■ Material for this exercise
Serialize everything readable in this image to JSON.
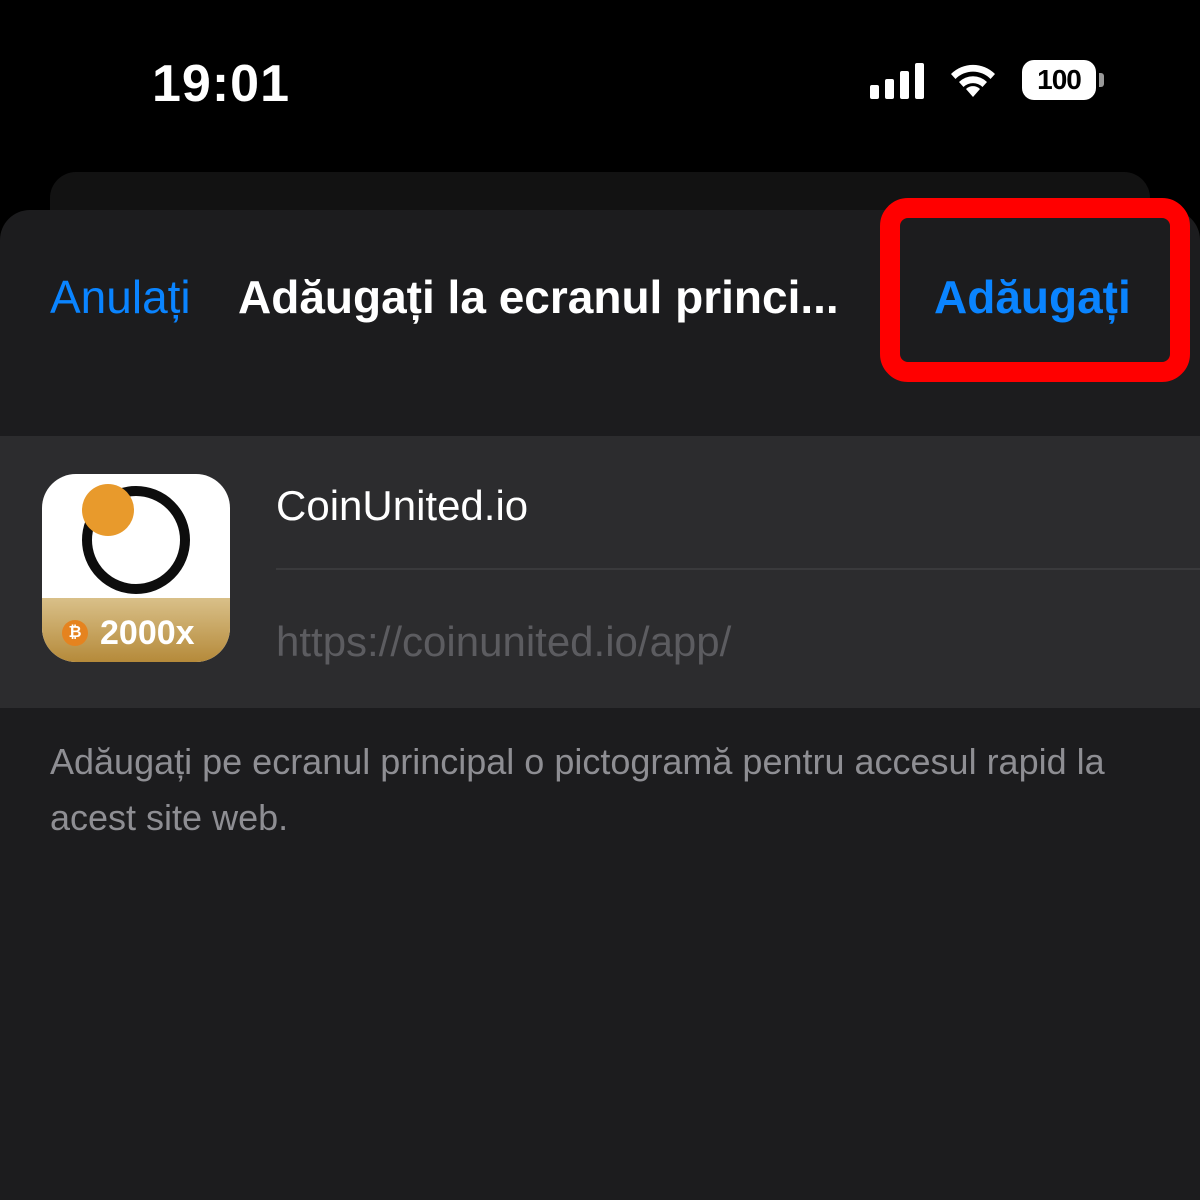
{
  "status_bar": {
    "time": "19:01",
    "battery": "100",
    "icons": [
      "signal-icon",
      "wifi-icon",
      "battery-icon"
    ]
  },
  "nav": {
    "cancel_label": "Anulați",
    "title": "Adăugați la ecranul princi...",
    "add_label": "Adăugați"
  },
  "app": {
    "icon_badge": "2000x",
    "coin_glyph": "₿",
    "name": "CoinUnited.io",
    "url": "https://coinunited.io/app/"
  },
  "description": "Adăugați pe ecranul principal o pictogramă pentru accesul rapid la acest site web.",
  "colors": {
    "accent": "#0a84ff",
    "highlight": "#ff0000",
    "sheet_bg": "#1c1c1e",
    "group_bg": "#2c2c2e"
  }
}
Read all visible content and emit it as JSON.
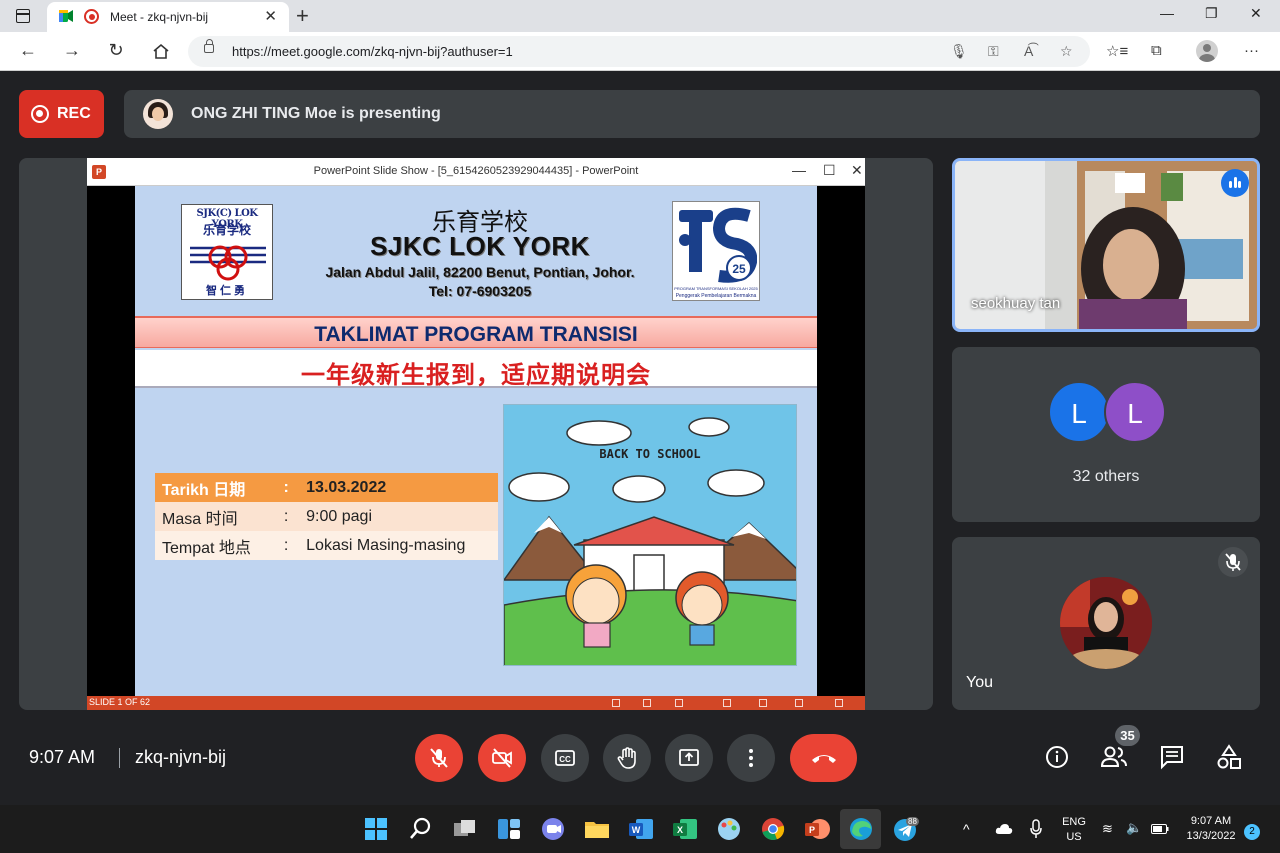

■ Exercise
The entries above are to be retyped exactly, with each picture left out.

■ Exercise solution
Serialize everything readable in this image to JSON.
{
  "status_bar": {
    "time": "19:01",
    "battery": "100",
    "icons": [
      "signal-icon",
      "wifi-icon",
      "battery-icon"
    ]
  },
  "nav": {
    "cancel_label": "Anulați",
    "title": "Adăugați la ecranul princi...",
    "add_label": "Adăugați"
  },
  "app": {
    "icon_badge": "2000x",
    "coin_glyph": "₿",
    "name": "CoinUnited.io",
    "url": "https://coinunited.io/app/"
  },
  "description": "Adăugați pe ecranul principal o pictogramă pentru accesul rapid la acest site web.",
  "colors": {
    "accent": "#0a84ff",
    "highlight": "#ff0000",
    "sheet_bg": "#1c1c1e",
    "group_bg": "#2c2c2e"
  }
}
Read all visible content and emit it as JSON.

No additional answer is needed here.